Although “Bake-Off” and “Baking Show” each eliminate contestants every week, they are kinder and gentler alternatives to the cutthroat competition of “Top Chef.” However, Bartel believes that stems from more than the charming setting of an English countryside, or the camaraderie encouraged between contestants and judges; shows about cooking and baking are two very different things.
“Cooking is art and baking is science,” he said. “So cooking is improvising. You take ingredients and you can tweak stuff and you’re creating on the go. That is absolutely not baking, and it’s very rare that you’ll find somebody that is an expert in both baking and cooking. You may have unbelievable bakers that also cook for fun, but they wouldn’t consider themselves award-winning chefs and vice versa because it’s a completely different side of the brain that you’re using.”
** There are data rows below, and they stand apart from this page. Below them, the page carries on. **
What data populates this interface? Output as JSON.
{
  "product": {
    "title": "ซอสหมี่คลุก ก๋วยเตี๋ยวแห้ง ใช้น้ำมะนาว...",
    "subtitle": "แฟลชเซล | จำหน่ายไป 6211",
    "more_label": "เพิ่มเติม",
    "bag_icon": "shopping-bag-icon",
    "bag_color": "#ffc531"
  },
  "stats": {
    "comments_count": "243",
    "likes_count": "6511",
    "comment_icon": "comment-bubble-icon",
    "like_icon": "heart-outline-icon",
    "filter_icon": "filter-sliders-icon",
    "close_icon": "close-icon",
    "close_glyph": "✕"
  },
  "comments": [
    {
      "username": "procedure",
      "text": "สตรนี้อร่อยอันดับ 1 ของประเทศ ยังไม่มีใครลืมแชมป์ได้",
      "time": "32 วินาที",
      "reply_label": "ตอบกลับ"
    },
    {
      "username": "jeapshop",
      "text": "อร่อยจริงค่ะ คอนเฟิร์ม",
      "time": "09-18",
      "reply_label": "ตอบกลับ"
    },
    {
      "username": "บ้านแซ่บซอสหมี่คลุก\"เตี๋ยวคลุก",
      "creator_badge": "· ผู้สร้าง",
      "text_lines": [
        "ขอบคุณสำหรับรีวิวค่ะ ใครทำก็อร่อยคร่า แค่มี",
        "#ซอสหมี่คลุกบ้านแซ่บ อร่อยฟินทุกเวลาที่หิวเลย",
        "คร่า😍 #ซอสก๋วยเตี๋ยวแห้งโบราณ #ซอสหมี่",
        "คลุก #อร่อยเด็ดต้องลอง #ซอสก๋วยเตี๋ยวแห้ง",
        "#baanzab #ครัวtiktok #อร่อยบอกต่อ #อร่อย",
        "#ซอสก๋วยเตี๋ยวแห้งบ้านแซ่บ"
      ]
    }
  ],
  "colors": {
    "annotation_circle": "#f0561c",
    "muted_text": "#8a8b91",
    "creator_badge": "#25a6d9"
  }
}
For baking shows, he believes it’s key to focus on technique, “making sure that each step in the process is defined and depicted in a way that’s satisfying for the viewer,” he said. “It’s important to capture their vision at the beginning. And then the middle it’s like, ‘How is that going? Is it all going to plan, or are you falling behind schedule based on the time constraints or the frame that we give them?’ And the end is that great reveal — like, ‘Did I pull it off, or did it just completely crumble?'”
On both “Bake-Off” and “Baking Show,” the production team uses specialty cameras and lighting to capture the iconic oven shots, along with what Bartel described as a “very rudimentary lazy susan” paired with a 4K or 8K camera for beauty plates. Bartel noted that because contestants are amateur bakers, producers want to put forward creations in the best light possible. “It’s not about focusing on the mistakes as much as it is focusing on what went right,” he said. “[On] ‘The Great American Baking Show,’ we’re focusing and celebrating on the successes more than the misses.”
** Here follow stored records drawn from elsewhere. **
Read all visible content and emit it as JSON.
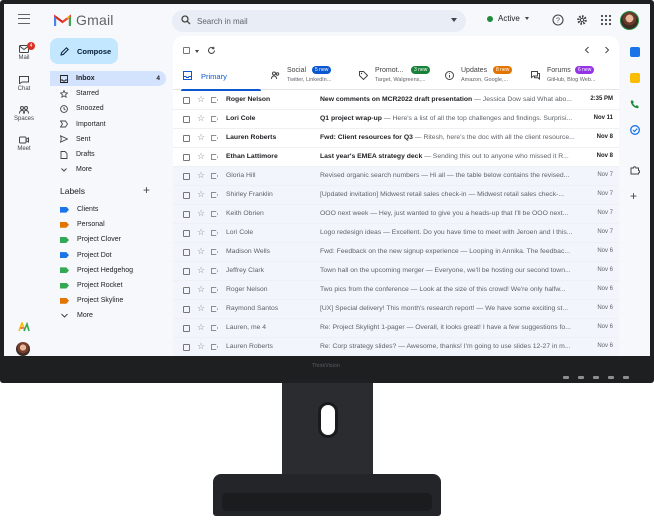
{
  "app": {
    "name": "Gmail"
  },
  "search": {
    "placeholder": "Search in mail"
  },
  "status": {
    "label": "Active",
    "color": "#1e8e3e"
  },
  "rail": [
    {
      "label": "Mail",
      "badge": "4",
      "icon": "mail-icon"
    },
    {
      "label": "Chat",
      "icon": "chat-icon"
    },
    {
      "label": "Spaces",
      "icon": "spaces-icon"
    },
    {
      "label": "Meet",
      "icon": "meet-icon"
    }
  ],
  "compose": {
    "label": "Compose"
  },
  "nav": [
    {
      "label": "Inbox",
      "count": "4",
      "icon": "inbox-icon"
    },
    {
      "label": "Starred",
      "icon": "star-icon"
    },
    {
      "label": "Snoozed",
      "icon": "clock-icon"
    },
    {
      "label": "Important",
      "icon": "important-icon"
    },
    {
      "label": "Sent",
      "icon": "send-icon"
    },
    {
      "label": "Drafts",
      "icon": "draft-icon"
    },
    {
      "label": "More",
      "icon": "chevron-down-icon"
    }
  ],
  "labels": {
    "title": "Labels",
    "items": [
      {
        "label": "Clients",
        "color": "#1a73e8"
      },
      {
        "label": "Personal",
        "color": "#e37400"
      },
      {
        "label": "Project Clover",
        "color": "#34a853"
      },
      {
        "label": "Project Dot",
        "color": "#1a73e8"
      },
      {
        "label": "Project Hedgehog",
        "color": "#34a853"
      },
      {
        "label": "Project Rocket",
        "color": "#34a853"
      },
      {
        "label": "Project Skyline",
        "color": "#e37400"
      }
    ],
    "more": "More"
  },
  "tabs": [
    {
      "title": "Primary",
      "sub": "",
      "badge": ""
    },
    {
      "title": "Social",
      "sub": "Twitter, LinkedIn...",
      "badge": "5 new",
      "badge_color": "#0b57d0"
    },
    {
      "title": "Promot...",
      "sub": "Target, Walgreens,...",
      "badge": "3 new",
      "badge_color": "#188038"
    },
    {
      "title": "Updates",
      "sub": "Amazon, Google,...",
      "badge": "8 new",
      "badge_color": "#e37400"
    },
    {
      "title": "Forums",
      "sub": "GitHub, Blog Web...",
      "badge": "6 new",
      "badge_color": "#9334e6"
    }
  ],
  "emails": [
    {
      "sender": "Roger Nelson",
      "subject": "New comments on MCR2022 draft presentation",
      "snippet": " — Jessica Dow said What abo...",
      "date": "2:35 PM",
      "unread": true
    },
    {
      "sender": "Lori Cole",
      "subject": "Q1 project wrap-up",
      "snippet": " — Here's a list of all the top challenges and findings. Surprisi...",
      "date": "Nov 11",
      "unread": true
    },
    {
      "sender": "Lauren Roberts",
      "subject": "Fwd: Client resources for Q3",
      "snippet": " — Ritesh, here's the doc with all the client resource...",
      "date": "Nov 8",
      "unread": true
    },
    {
      "sender": "Ethan Lattimore",
      "subject": "Last year's EMEA strategy deck",
      "snippet": " — Sending this out to anyone who missed it R...",
      "date": "Nov 8",
      "unread": true
    },
    {
      "sender": "Gloria Hill",
      "subject": "Revised organic search numbers",
      "snippet": " — Hi all — the table below contains the revised...",
      "date": "Nov 7",
      "unread": false
    },
    {
      "sender": "Shirley Franklin",
      "subject": "[Updated invitation] Midwest retail sales check-in",
      "snippet": " — Midwest retail sales check-...",
      "date": "Nov 7",
      "unread": false
    },
    {
      "sender": "Keith Obrien",
      "subject": "OOO next week",
      "snippet": " — Hey, just wanted to give you a heads-up that I'll be OOO next...",
      "date": "Nov 7",
      "unread": false
    },
    {
      "sender": "Lori Cole",
      "subject": "Logo redesign ideas",
      "snippet": " — Excellent. Do you have time to meet with Jeroen and I this...",
      "date": "Nov 7",
      "unread": false
    },
    {
      "sender": "Madison Wells",
      "subject": "Fwd: Feedback on the new signup experience",
      "snippet": " — Looping in Annika. The feedbac...",
      "date": "Nov 6",
      "unread": false
    },
    {
      "sender": "Jeffrey Clark",
      "subject": "Town hall on the upcoming merger",
      "snippet": " — Everyone, we'll be hosting our second town...",
      "date": "Nov 6",
      "unread": false
    },
    {
      "sender": "Roger Nelson",
      "subject": "Two pics from the conference",
      "snippet": " — Look at the size of this crowd! We're only halfw...",
      "date": "Nov 6",
      "unread": false
    },
    {
      "sender": "Raymond Santos",
      "subject": "[UX] Special delivery! This month's research report!",
      "snippet": " — We have some exciting st...",
      "date": "Nov 6",
      "unread": false
    },
    {
      "sender": "Lauren, me 4",
      "subject": "Re: Project Skylight 1-pager",
      "snippet": " — Overall, it looks great! I have a few suggestions fo...",
      "date": "Nov 6",
      "unread": false
    },
    {
      "sender": "Lauren Roberts",
      "subject": "Re: Corp strategy slides?",
      "snippet": " — Awesome, thanks! I'm going to use slides 12-27 in m...",
      "date": "Nov 6",
      "unread": false
    }
  ],
  "monitor": {
    "brand": "ThinkVision"
  }
}
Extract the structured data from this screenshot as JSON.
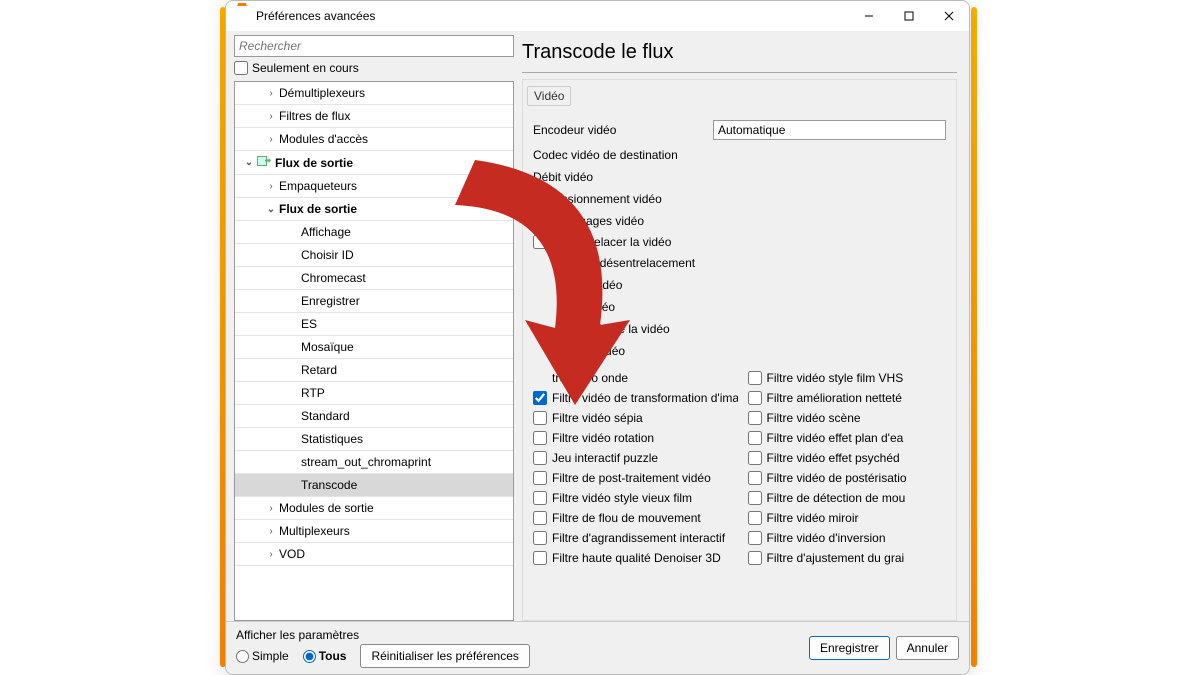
{
  "window": {
    "title": "Préférences avancées"
  },
  "search": {
    "placeholder": "Rechercher",
    "only_current_label": "Seulement en cours"
  },
  "tree": [
    {
      "label": "Démultiplexeurs",
      "indent": 1,
      "expander": "›",
      "bold": false
    },
    {
      "label": "Filtres de flux",
      "indent": 1,
      "expander": "›",
      "bold": false
    },
    {
      "label": "Modules d'accès",
      "indent": 1,
      "expander": "›",
      "bold": false
    },
    {
      "label": "Flux de sortie",
      "indent": 0,
      "expander": "⌄",
      "bold": true,
      "icon": "output"
    },
    {
      "label": "Empaqueteurs",
      "indent": 1,
      "expander": "›",
      "bold": false
    },
    {
      "label": "Flux de sortie",
      "indent": 1,
      "expander": "⌄",
      "bold": true
    },
    {
      "label": "Affichage",
      "indent": 2,
      "expander": "",
      "bold": false
    },
    {
      "label": "Choisir ID",
      "indent": 2,
      "expander": "",
      "bold": false
    },
    {
      "label": "Chromecast",
      "indent": 2,
      "expander": "",
      "bold": false
    },
    {
      "label": "Enregistrer",
      "indent": 2,
      "expander": "",
      "bold": false
    },
    {
      "label": "ES",
      "indent": 2,
      "expander": "",
      "bold": false
    },
    {
      "label": "Mosaïque",
      "indent": 2,
      "expander": "",
      "bold": false
    },
    {
      "label": "Retard",
      "indent": 2,
      "expander": "",
      "bold": false
    },
    {
      "label": "RTP",
      "indent": 2,
      "expander": "",
      "bold": false
    },
    {
      "label": "Standard",
      "indent": 2,
      "expander": "",
      "bold": false
    },
    {
      "label": "Statistiques",
      "indent": 2,
      "expander": "",
      "bold": false
    },
    {
      "label": "stream_out_chromaprint",
      "indent": 2,
      "expander": "",
      "bold": false
    },
    {
      "label": "Transcode",
      "indent": 2,
      "expander": "",
      "bold": false,
      "selected": true
    },
    {
      "label": "Modules de sortie",
      "indent": 1,
      "expander": "›",
      "bold": false
    },
    {
      "label": "Multiplexeurs",
      "indent": 1,
      "expander": "›",
      "bold": false
    },
    {
      "label": "VOD",
      "indent": 1,
      "expander": "›",
      "bold": false
    }
  ],
  "panel": {
    "title": "Transcode le flux",
    "group_label": "Vidéo",
    "rows": [
      {
        "label": "Encodeur vidéo",
        "value": "Automatique",
        "type": "select"
      },
      {
        "label": "Codec vidéo de destination",
        "type": "label"
      },
      {
        "label": "Débit vidéo",
        "type": "label"
      },
      {
        "label": "Dimensionnement vidéo",
        "type": "label"
      },
      {
        "label": "Débit d'images vidéo",
        "type": "label"
      }
    ],
    "single_checks": [
      "Désentrelacer la vidéo"
    ],
    "obscured_rows": [
      "dule de désentrelacement",
      "r de la vidéo",
      "de la vidéo",
      "maximale de la vidéo",
      "e de la vidéo"
    ],
    "filters_left": [
      {
        "label": "tre vidéo onde",
        "checked": false,
        "partially_hidden": true
      },
      {
        "label": "Filtre vidéo de transformation d'image",
        "checked": true
      },
      {
        "label": "Filtre vidéo sépia",
        "checked": false
      },
      {
        "label": "Filtre vidéo rotation",
        "checked": false
      },
      {
        "label": "Jeu interactif puzzle",
        "checked": false
      },
      {
        "label": "Filtre de post-traitement vidéo",
        "checked": false
      },
      {
        "label": "Filtre vidéo style vieux film",
        "checked": false
      },
      {
        "label": "Filtre de flou de mouvement",
        "checked": false
      },
      {
        "label": "Filtre d'agrandissement interactif",
        "checked": false
      },
      {
        "label": "Filtre haute qualité Denoiser 3D",
        "checked": false
      }
    ],
    "filters_right": [
      {
        "label": "Filtre vidéo style film VHS",
        "checked": false
      },
      {
        "label": "Filtre amélioration netteté",
        "checked": false
      },
      {
        "label": "Filtre vidéo scène",
        "checked": false
      },
      {
        "label": "Filtre vidéo effet plan d'ea",
        "checked": false
      },
      {
        "label": "Filtre vidéo effet psychéd",
        "checked": false
      },
      {
        "label": "Filtre vidéo de postérisatio",
        "checked": false
      },
      {
        "label": "Filtre de détection de mou",
        "checked": false
      },
      {
        "label": "Filtre vidéo miroir",
        "checked": false
      },
      {
        "label": "Filtre vidéo d'inversion",
        "checked": false
      },
      {
        "label": "Filtre d'ajustement du grai",
        "checked": false
      }
    ]
  },
  "footer": {
    "show_settings_label": "Afficher les paramètres",
    "radio_simple": "Simple",
    "radio_all": "Tous",
    "reset_label": "Réinitialiser les préférences",
    "save_label": "Enregistrer",
    "cancel_label": "Annuler"
  }
}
It’s a different skill set for the team in the “Top Chef” kitchens. To capture the cooking action, Cutforth said key qualities for camera operators include having a great eye as well as a great ear. “When a story’s unfolding in front of you, you don’t really know where it’s going, so you’ve got to really listen,” he said. “You’ve got to really be thinking about taking the information they’ve got, and then do the math of where that’s going. Obviously, they have producers to help them with this as well. They’re constantly thinking about the story as well — not just the story of how the food’s being made, but the story of the dynamics of the challenge.”
Also important is the verbal aspect, which comes down to what the judges have to say. “When they are talking about the food is where the audience gets to taste it, so to speak,” Cutforth said. “Tom [Colicchio] and Gail [Simmons], who are the two who have been there since the very first episode, are fantastic at it… and Padma is really very knowledgeable about food and finds really great ways to speak about it, and trying to describe in what ways it’s delicious, and what ways it’s not.”
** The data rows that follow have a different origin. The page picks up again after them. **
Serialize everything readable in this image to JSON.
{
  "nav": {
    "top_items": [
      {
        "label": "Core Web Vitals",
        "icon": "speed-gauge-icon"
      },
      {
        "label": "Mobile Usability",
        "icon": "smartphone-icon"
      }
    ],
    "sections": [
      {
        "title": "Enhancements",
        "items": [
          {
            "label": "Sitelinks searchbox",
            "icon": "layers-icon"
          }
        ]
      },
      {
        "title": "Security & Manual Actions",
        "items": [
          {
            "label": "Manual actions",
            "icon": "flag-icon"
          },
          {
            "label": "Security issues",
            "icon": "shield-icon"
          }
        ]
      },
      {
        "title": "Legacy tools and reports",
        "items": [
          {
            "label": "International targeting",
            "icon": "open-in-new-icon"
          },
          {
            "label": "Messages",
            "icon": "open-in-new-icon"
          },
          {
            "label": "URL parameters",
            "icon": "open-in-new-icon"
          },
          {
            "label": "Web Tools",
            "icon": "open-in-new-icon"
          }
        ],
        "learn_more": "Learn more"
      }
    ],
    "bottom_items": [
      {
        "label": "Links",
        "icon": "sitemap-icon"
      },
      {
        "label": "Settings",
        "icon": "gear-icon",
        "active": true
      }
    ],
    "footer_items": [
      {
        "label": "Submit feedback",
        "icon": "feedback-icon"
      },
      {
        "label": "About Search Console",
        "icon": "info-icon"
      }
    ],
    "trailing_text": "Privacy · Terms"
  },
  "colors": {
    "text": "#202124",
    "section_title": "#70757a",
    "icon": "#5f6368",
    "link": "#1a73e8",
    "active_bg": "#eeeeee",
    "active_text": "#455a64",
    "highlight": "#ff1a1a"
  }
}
While these shows rely on high-def cameras, beauty plates, and crews who have the sensitivity of a tuning fork, Cutforth said it all ultimately must serve a master greater than hunger: the underlying human narrative.
“I think people are inspired by the creativity that people bring to these things that we maybe don’t really give a great deal of thought about from one moment to the next, in terms of a dish on the menu,” Cutforth said. “I think that people love seeing the creativity under pressure. I think they also love the passion that chefs have for what they do. It’s inspiring to all of us to see people who are doing what they really love, and to me I think that’s the appeal of the show. It’s awesome to feel like everywhere you go, and everything you eat, there’s someone behind that thing that brought love to it, and wanted it to be amazing. It makes you maybe see the world in a slightly different way.”
“Top Chef” Season 16 airs Thursdays on Bravo. “The Great American Baking Show” airs Thursdays on ABC.